If $f$ is a diffeomorphism such that pulled back metric $f^*g$ is equal to $\Omega g$ for some positive function $\Omega$, then it is called a conformal isometry. Conformal field theory is by definition that whose symmetry group contains group of (possibly only "local") conformal isometries as a subgroup.

This post imported from StackExchange Physics at 2015-03-30 13:51 (UTC), posted by SE-user user10001
answered Sep 24, 2012 by (635 points)
+ 1 like - 0 dislike

This is my original answer, which, sadly, missed the main point of the question. However, as I did invest some time to write it and it actually does answer at least part of the question, I'll leave it as-is.

This is a fallacy of the hands-on approach to differential geometry using coordinate expressions only and one of the reasons why I prefer the abstract-geometric approach.

Let's assume for simplicity that out abstract manifold $M$ permits global coordinate systems \begin{align} \varphi:M&\rightarrow\mathbb R^n \\ p&\mapsto x^\mu \end{align} and \begin{align} \varphi':M&\rightarrow\mathbb R^n \\ p&\mapsto x'^\mu \end{align} The coordinate transformation from unprimed to primed coordinates is given by \begin{align} \varphi'\circ\varphi^{-1}:\mathbb R^n&\rightarrow\mathbb R^n \\ x^\mu&\mapsto x'^\mu \end{align} Now, a real transformation would be a diffeomorphism \begin{align} f:M&\rightarrow M \\ p&\mapsto q \end{align} which comes with a coordinate expression $f^\varphi=\varphi\circ f\circ\varphi^{-1}$ \begin{align} f^\varphi:\mathbb R^n&\rightarrow\mathbb R^n \\ x^\mu&\mapsto y^\mu \end{align} where $x^\mu=\varphi(p)$ and $y^\mu=\varphi(q)$. Even though $f^\varphi$ looks like any other coordinate transformation, we remain in the same unprimed coordinate system.

A coordinate transformations won't change the value of scalar expressions - eg contraction of the metric tensor with two vectors to compute their inner product - by definition of the transformation laws for tensors.

This is not the case for real transformations: As we do not change coordinate systems, the components of the metric tensor won't transform and thus can't balance the change in coordinates of the vectors.

After a coordinate transformation, we're still computing the same quantity similar to using a different set of units, whereas after a real transformation, we'll actually compute a different quantity as we evaluate at different points on the manifold, ie move around in spacetime.

This post imported from StackExchange Physics at 2015-03-30 13:51 (UTC), posted by SE-user Christoph
answered Sep 24, 2012 by (210 points)

 Please use answers only to (at least partly) answer questions.
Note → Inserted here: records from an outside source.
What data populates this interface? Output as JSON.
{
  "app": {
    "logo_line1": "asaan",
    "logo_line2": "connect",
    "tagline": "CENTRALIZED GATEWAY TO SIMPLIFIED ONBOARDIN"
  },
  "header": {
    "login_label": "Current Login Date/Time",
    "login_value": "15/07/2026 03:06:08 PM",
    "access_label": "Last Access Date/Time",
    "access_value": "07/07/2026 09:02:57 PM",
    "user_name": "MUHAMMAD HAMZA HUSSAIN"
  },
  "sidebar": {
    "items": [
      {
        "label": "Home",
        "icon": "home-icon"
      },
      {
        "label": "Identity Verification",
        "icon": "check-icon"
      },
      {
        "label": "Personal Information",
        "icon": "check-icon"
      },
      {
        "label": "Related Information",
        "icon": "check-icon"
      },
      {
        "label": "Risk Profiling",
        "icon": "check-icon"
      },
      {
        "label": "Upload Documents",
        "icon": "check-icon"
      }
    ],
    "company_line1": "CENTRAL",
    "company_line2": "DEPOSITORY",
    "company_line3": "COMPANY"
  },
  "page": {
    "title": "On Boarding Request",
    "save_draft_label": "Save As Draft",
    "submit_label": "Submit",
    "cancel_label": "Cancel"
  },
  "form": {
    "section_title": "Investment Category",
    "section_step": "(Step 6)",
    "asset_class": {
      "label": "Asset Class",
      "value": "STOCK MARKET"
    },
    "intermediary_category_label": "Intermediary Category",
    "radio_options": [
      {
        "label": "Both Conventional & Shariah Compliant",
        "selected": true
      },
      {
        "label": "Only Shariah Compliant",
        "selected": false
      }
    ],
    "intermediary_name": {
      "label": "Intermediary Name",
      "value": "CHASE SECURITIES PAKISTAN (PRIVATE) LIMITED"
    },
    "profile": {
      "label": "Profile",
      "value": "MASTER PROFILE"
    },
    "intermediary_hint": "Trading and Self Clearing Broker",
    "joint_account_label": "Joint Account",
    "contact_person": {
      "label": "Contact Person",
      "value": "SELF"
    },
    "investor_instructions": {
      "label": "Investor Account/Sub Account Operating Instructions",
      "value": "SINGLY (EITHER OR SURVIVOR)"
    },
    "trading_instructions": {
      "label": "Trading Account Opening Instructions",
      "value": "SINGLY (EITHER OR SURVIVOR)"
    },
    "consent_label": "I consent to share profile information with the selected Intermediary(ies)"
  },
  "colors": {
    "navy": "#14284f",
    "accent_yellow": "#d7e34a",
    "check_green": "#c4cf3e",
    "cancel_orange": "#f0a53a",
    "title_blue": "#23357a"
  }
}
To comment, discuss, or ask for clarification, leave a comment instead. To mask links under text, please type your text, highlight it, and click the "link" button. You can then enter your link URL. Please consult the FAQ for as to how to format your post. This is the answer box; if you want to write a comment instead, please use the 'add comment' button. Live preview (may slow down editor)   Preview Your name to display (optional): Email me at this address if my answer is selected or commented on: Privacy: Your email address will only be used for sending these notifications. Anti-spam verification: If you are a human please identify the position of the character covered by the symbol $\varnothing$ in the following word:p$\hbar$ysicsOv$\varnothing$rflowThen drag the red bullet below over the corresponding character of our banner. When you drop it there, the bullet changes to green (on slow internet connections after a few seconds). To avoid this verification in future, please log in or register.